A newspaper ad in Monday's Daily Sentinel is stirring up controversy over a new law that bans certain types of discrimination in public facilities. Some argue the law encourages pedophilia while others say nothing could be farther from the truth.
In May, Governor Bill Ritter signed Senate Bill 200 into law. The law extends state bans on discrimination to include religion and sexual preference when it comes to using public places, employment, and housing and lodging.
But one group says in doing so, the law opens up public bathrooms to either sex. Christian activists launched an ad in Monday's Daily Sentinel, decrying the state's decision by showing a young girl walking out of a stall where a man awaits her.
Bruce Houknecht, with Focus on the Family Action, is one of the men behind the ad. He says he sees a huge problem with this law for some local businesses.
"Small business owners in Colorado, who operate on faith based principles will be forced against their will to promote lifestyles with which they don't agree," said Houknecht.
The ad lists the names of state leaders who voted for the bill, one of which was State Representative Bernie Buescher. He says the ad grossly misrepresents what the purpose of the legislation was.
"You can't discriminate in public accommodations based on religion or sexual preference," said Buescher. "That's what the bill does."
Buescher says the law is about equality, not bathrooms, and that there are already laws in place to protect children from illegal sexual predators.
"You read the bill, you'll see, it is not about bathrooms," said Buescher.
State Senator Josh Penry voted against the bill. He says the law is just bad public policy and lawmakers' attention would be better served on more important issues.
"What makes it most offensive is that Democrats work on these types of bills when you have four dollar a gallon gasoline," said Penry. "Where are their priorities?"
But Buescher says the bill received bi-partisan support, the support of several statewide political groups, and that similar laws exist in 15 other states.
"It was a relatively non-controversial bill when it went through the state legislature," said Buescher.
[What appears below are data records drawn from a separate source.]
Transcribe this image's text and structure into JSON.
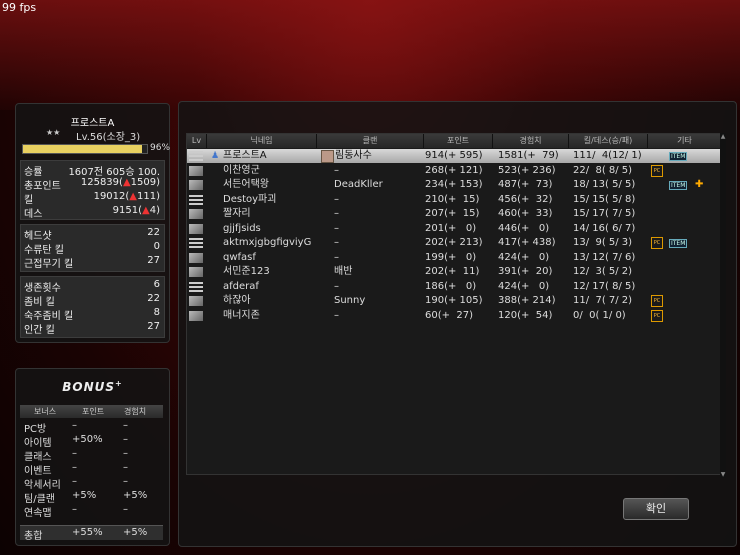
{
  "overlay": {
    "fps": "99 fps"
  },
  "profile": {
    "name": "프로스트A",
    "rank_stars": "★★",
    "level": "Lv.56(소장_3)",
    "exp_percent": 96,
    "exp_text": "96%"
  },
  "stats_main": [
    {
      "label": "승률",
      "value": "1607전 605승 100."
    },
    {
      "label": "총포인트",
      "value": "125839(",
      "delta": "1509)"
    },
    {
      "label": "킬",
      "value": "19012(",
      "delta": "111)"
    },
    {
      "label": "데스",
      "value": "9151(",
      "delta": "4)"
    }
  ],
  "stats_kills": [
    {
      "label": "헤드샷",
      "value": "22"
    },
    {
      "label": "수류탄 킬",
      "value": "0"
    },
    {
      "label": "근접무기 킬",
      "value": "27"
    }
  ],
  "stats_zombie": [
    {
      "label": "생존횟수",
      "value": "6"
    },
    {
      "label": "좀비 킬",
      "value": "22"
    },
    {
      "label": "숙주좀비 킬",
      "value": "8"
    },
    {
      "label": "인간 킬",
      "value": "27"
    }
  ],
  "bonus": {
    "title": "BONUS",
    "headers": [
      "보너스",
      "포인트",
      "경험치"
    ],
    "rows": [
      {
        "name": "PC방",
        "point": "–",
        "exp": "–"
      },
      {
        "name": "아이템",
        "point": "+50%",
        "exp": "–"
      },
      {
        "name": "클래스",
        "point": "–",
        "exp": "–"
      },
      {
        "name": "이벤트",
        "point": "–",
        "exp": "–"
      },
      {
        "name": "악세서리",
        "point": "–",
        "exp": "–"
      },
      {
        "name": "팀/클랜",
        "point": "+5%",
        "exp": "+5%"
      },
      {
        "name": "연속맵",
        "point": "–",
        "exp": "–"
      }
    ],
    "total": {
      "name": "총합",
      "point": "+55%",
      "exp": "+5%"
    }
  },
  "table": {
    "headers": [
      "Lv",
      "닉네임",
      "클랜",
      "포인트",
      "경험치",
      "킬/데스(승/패)",
      "기타"
    ],
    "players": [
      {
        "nick": "프로스트A",
        "clan": "림동사수",
        "point": "914(+ 595)",
        "exp": "1581(+  79)",
        "kd": "111/  4(12/ 1)",
        "item": true,
        "pc": false,
        "friend": false
      },
      {
        "nick": "이찬영군",
        "clan": "–",
        "point": "268(+ 121)",
        "exp": "523(+ 236)",
        "kd": "22/  8( 8/ 5)",
        "item": false,
        "pc": true,
        "friend": false
      },
      {
        "nick": "서든어택왕",
        "clan": "DeadKller",
        "point": "234(+ 153)",
        "exp": "487(+  73)",
        "kd": "18/ 13( 5/ 5)",
        "item": true,
        "pc": false,
        "friend": true
      },
      {
        "nick": "Destoy파괴",
        "clan": "–",
        "point": "210(+  15)",
        "exp": "456(+  32)",
        "kd": "15/ 15( 5/ 8)",
        "item": false,
        "pc": false,
        "friend": false
      },
      {
        "nick": "짤자리",
        "clan": "–",
        "point": "207(+  15)",
        "exp": "460(+  33)",
        "kd": "15/ 17( 7/ 5)",
        "item": false,
        "pc": false,
        "friend": false
      },
      {
        "nick": "gjjfjsids",
        "clan": "–",
        "point": "201(+   0)",
        "exp": "446(+   0)",
        "kd": "14/ 16( 6/ 7)",
        "item": false,
        "pc": false,
        "friend": false
      },
      {
        "nick": "aktmxjgbgfigviyG",
        "clan": "–",
        "point": "202(+ 213)",
        "exp": "417(+ 438)",
        "kd": "13/  9( 5/ 3)",
        "item": true,
        "pc": true,
        "friend": false
      },
      {
        "nick": "qwfasf",
        "clan": "–",
        "point": "199(+   0)",
        "exp": "424(+   0)",
        "kd": "13/ 12( 7/ 6)",
        "item": false,
        "pc": false,
        "friend": false
      },
      {
        "nick": "서민준123",
        "clan": "배반",
        "point": "202(+  11)",
        "exp": "391(+  20)",
        "kd": "12/  3( 5/ 2)",
        "item": false,
        "pc": false,
        "friend": false
      },
      {
        "nick": "afderaf",
        "clan": "–",
        "point": "186(+   0)",
        "exp": "424(+   0)",
        "kd": "12/ 17( 8/ 5)",
        "item": false,
        "pc": false,
        "friend": false
      },
      {
        "nick": "하잖아",
        "clan": "Sunny",
        "point": "190(+ 105)",
        "exp": "388(+ 214)",
        "kd": "11/  7( 7/ 2)",
        "item": false,
        "pc": true,
        "friend": false
      },
      {
        "nick": "매너지존",
        "clan": "–",
        "point": "60(+  27)",
        "exp": "120(+  54)",
        "kd": "0/  0( 1/ 0)",
        "item": false,
        "pc": true,
        "friend": false
      }
    ],
    "item_label": "ITEM",
    "pc_label": "PC"
  },
  "confirm_label": "확인",
  "colors": {
    "accent_red": "#e33333",
    "exp_bar": "#e8d060",
    "selected_row": "#c8c8c8"
  }
}
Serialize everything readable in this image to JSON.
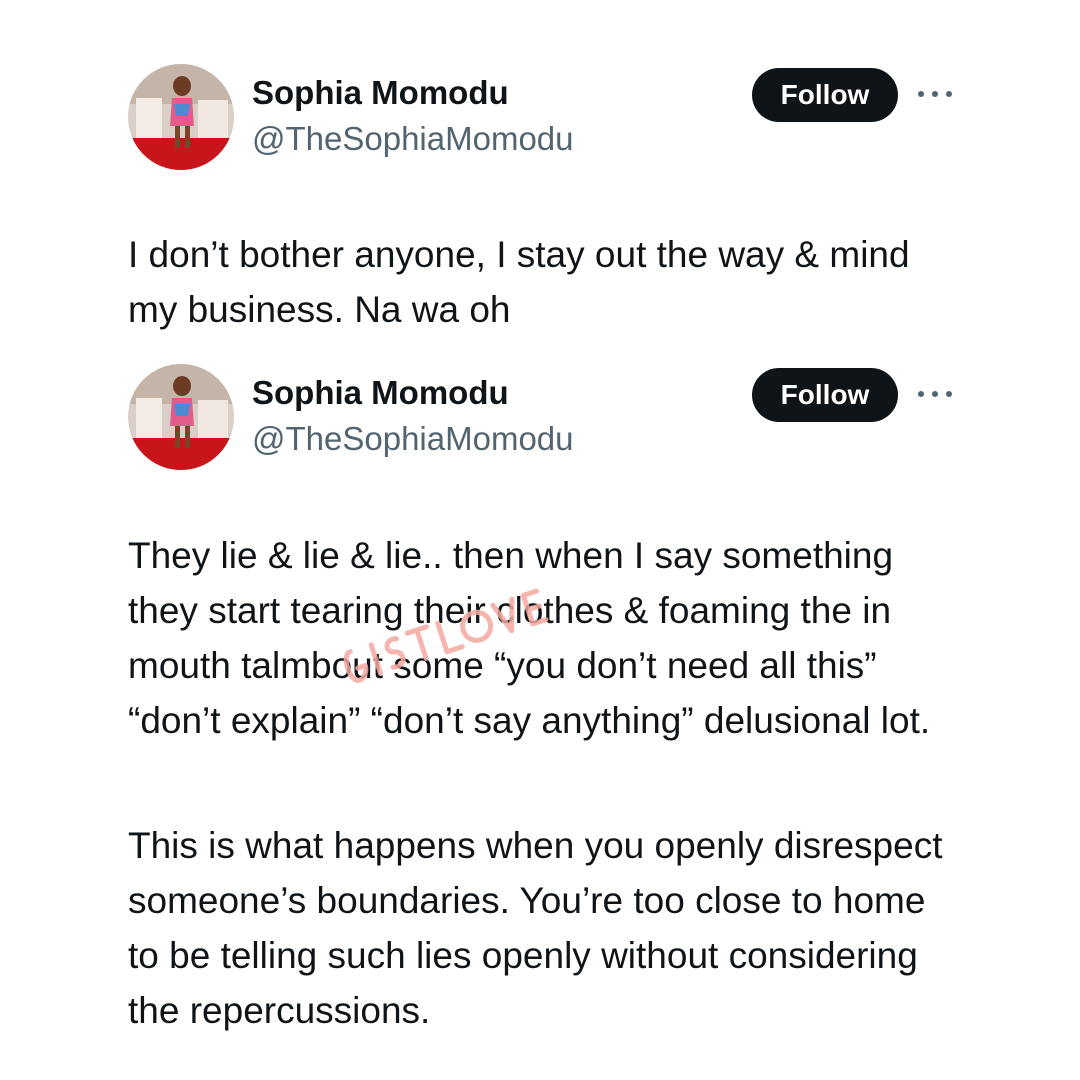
{
  "tweets": [
    {
      "author": {
        "display_name": "Sophia Momodu",
        "handle": "@TheSophiaMomodu"
      },
      "follow_label": "Follow",
      "more_icon": "more-horizontal-icon",
      "text": [
        "I don’t bother anyone, I stay out the way & mind my business. Na wa oh"
      ]
    },
    {
      "author": {
        "display_name": "Sophia Momodu",
        "handle": "@TheSophiaMomodu"
      },
      "follow_label": "Follow",
      "more_icon": "more-horizontal-icon",
      "text": [
        "They lie & lie & lie.. then when I say something they start tearing their clothes & foaming the in mouth talmbout some “you don’t need all this” “don’t explain” “don’t say anything” delusional lot.",
        "This is what happens when you openly disrespect someone’s boundaries. You’re too close to home to be telling such lies openly without considering the repercussions."
      ]
    }
  ],
  "watermark": {
    "text": "GISTLOVER",
    "color": "#f4a9a0"
  },
  "colors": {
    "text": "#0f1419",
    "secondary": "#536471",
    "button": "#0f1419",
    "button_text": "#ffffff"
  }
}
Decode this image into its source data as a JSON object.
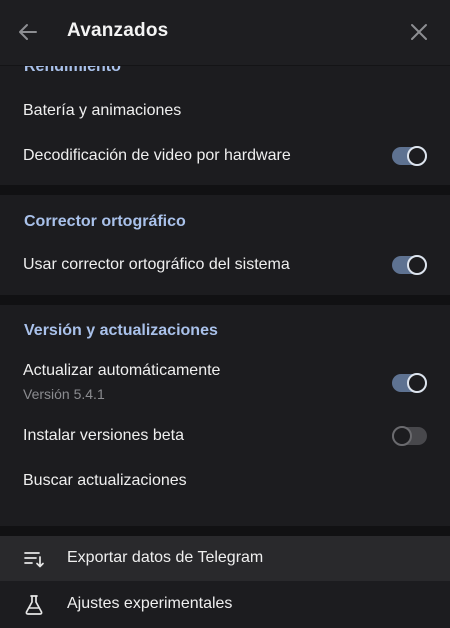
{
  "header": {
    "title": "Avanzados",
    "back_icon": "arrow-left-icon",
    "close_icon": "close-icon"
  },
  "sections": {
    "rendimiento": {
      "title": "Rendimiento",
      "battery_label": "Batería y animaciones",
      "hw_decode_label": "Decodificación de video por hardware",
      "hw_decode_on": true
    },
    "spellcheck": {
      "title": "Corrector ortográfico",
      "system_spell_label": "Usar corrector ortográfico del sistema",
      "system_spell_on": true
    },
    "version": {
      "title": "Versión y actualizaciones",
      "auto_update_label": "Actualizar automáticamente",
      "version_text": "Versión 5.4.1",
      "auto_update_on": true,
      "beta_label": "Instalar versiones beta",
      "beta_on": false,
      "check_updates_label": "Buscar actualizaciones"
    }
  },
  "bottom_items": {
    "export_label": "Exportar datos de Telegram",
    "export_icon": "export-list-icon",
    "experimental_label": "Ajustes experimentales",
    "experimental_icon": "flask-icon"
  },
  "colors": {
    "accent": "#a9c1ea",
    "toggle_on": "#5e7291",
    "background": "#1c1c1f",
    "separator": "#111113"
  }
}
With the law in place, if someone is told they can't use a public facility based on religion or sexual preference, the offender could be fined up to $500.